When I got back to Rutherglen in ’58 I was asked to Melbourne Show as an associate judge for 3 years I think 1959, 60 and 61 and then during ’62 I became a judge in Melbourne and shortly afterwards in Adelaide and Sydney.
I enjoyed the shows and judges were very kind and helped and encouraged me.
I became Chairman of Melbourne show in 1980 and retired from judging about 2002.
Any memorable wines along the way ?
I was privileged to taste early Grange Hermitages.
Penfolds were the first to spend serious money on new oak.
I believe that Max also always insisted on buying the best fruit. They were big flavoursome wines that were able to carry the wood.
One night a friend and I looked at a number of 20 year old Granges, Bordeauxs and Burgundies. Grange stood up to them very well.
I also saw while judging, the effects of stainless steel and refrigeration which Colin Gramp had brought from Germany to make Pearl wine.
He revolutionised white wine making in Australia with this equipment.
Last supper ?
I’m told you read ancient Greek !
No no no ! This story came about because I love to read poetry.
I enjoy the challenge of both Greek and Latin but it is a hobby and now I have trouble remembering.
Who influenced you ?
My mother influenced my love of reading.
The Roseworthy lecturers, John Fornachon, Rex Kuchel and Dr Bryce Rankine influenced my passion for learning more about wine.
Latterly Berek Segan showed me some wonderful European wines that I would never otherwise have tasted.
Anything else you’d like to say ?
Not really. The wine industry’s been very good to me.
If you ever had problems there has always been someone to help. It’s looked after me really well.
An English friend told my father, “Never get out of the wine industry – there will always be a demand.”
1 : Here is a link to Stuart MacGill’s interview with Stephen Chambers .
2 : I did make it home by mid afternoon on the Saturday, just in time for a tasting of mystery whites with a few friends.
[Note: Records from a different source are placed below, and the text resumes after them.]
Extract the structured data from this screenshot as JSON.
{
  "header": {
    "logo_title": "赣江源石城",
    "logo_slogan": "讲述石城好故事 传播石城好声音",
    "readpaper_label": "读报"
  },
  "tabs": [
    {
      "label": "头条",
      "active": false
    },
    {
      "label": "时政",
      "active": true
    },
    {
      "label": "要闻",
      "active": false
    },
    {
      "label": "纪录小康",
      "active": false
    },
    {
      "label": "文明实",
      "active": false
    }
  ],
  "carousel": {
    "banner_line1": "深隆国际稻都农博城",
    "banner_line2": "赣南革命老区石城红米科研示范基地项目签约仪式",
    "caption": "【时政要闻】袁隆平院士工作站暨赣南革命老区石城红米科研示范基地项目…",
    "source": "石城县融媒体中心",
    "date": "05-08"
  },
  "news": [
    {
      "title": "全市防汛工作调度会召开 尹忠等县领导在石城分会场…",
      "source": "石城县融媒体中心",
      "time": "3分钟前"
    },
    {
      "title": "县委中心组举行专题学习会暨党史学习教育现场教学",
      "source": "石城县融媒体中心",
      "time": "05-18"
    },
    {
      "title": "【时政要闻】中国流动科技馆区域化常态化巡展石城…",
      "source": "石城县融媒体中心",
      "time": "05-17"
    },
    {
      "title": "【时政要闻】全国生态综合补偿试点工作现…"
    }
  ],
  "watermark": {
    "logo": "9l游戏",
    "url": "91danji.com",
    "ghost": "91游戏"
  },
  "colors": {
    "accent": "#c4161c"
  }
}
We taste wine while our partners are at bookclub, they reckon they read books, we reckon they just talk and drink wine as well. My two mystery wines were anything but white, but they were the hit of the afternoon.